“The scores indicate we should have great concern for the quality of education in Cambodia.”
CNRP whip Son Chhay, who also serves as deputy head of the parliamentary commission on finance and banking, said the government’s move was “very positive”.
Chhay added that he believed $250 could be reached well before 2018 if reforms were expedited. Getting civil servants back on side was “a question of survival” for the CPP, he said.
But unions representing public workers yesterday had no praise for the government.
“Why do they have to wait until 2018?” said Rong Chhun of the Cambodian Independent Teachers’ Association.
Cambodian Independent Civil Servant Association head Kao Poeun said: “Despite the recent raises, their salaries are still low, so they won’t provide citizens with good public services. They will still try to make money through corruption.”
The results of students have clearly become a political battleground, for example between the teachers lobby and the Ministry – a battle over salaries and standards of teacher training.
By my calculations the eventual pass rate works out to be almost 40% – (26% on the first attempt, plus another 13% of the total on the second go.) In other words 60% of those who enter grade 12 are for some reason not making the distance.
I can think of at least three root causes for this, and they include:
- Poor standards of teacher training. It is one thing to supply enough teachers, but as my figures show elsewhere on this blog, around half the teachers in Cambodia have themselves progressed no further than grade 12.
- lack of teaching of study skills, and lack of textbooks or resources for students. It is one thing to attend classes in Cambodia, but many students don’t have the skills or resources to support what they learn in the classroom.

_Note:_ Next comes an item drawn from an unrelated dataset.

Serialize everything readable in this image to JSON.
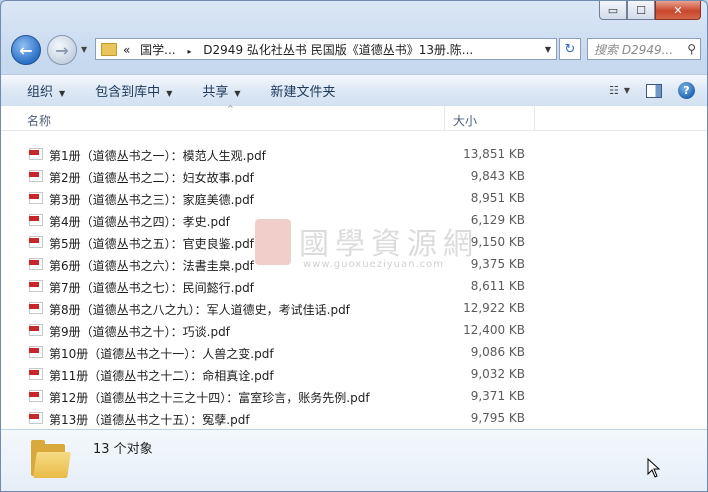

- Poverty. The current pass figures, low as they are, would be even lower if poor students – those from poor families – were even to make it through to grade 12. Many of those who do still need to work full time on the family farm or business simply to make ends meet with their family. Grade 12 students in many cases are forced by circumstances to treat school as their side activity; not their main one.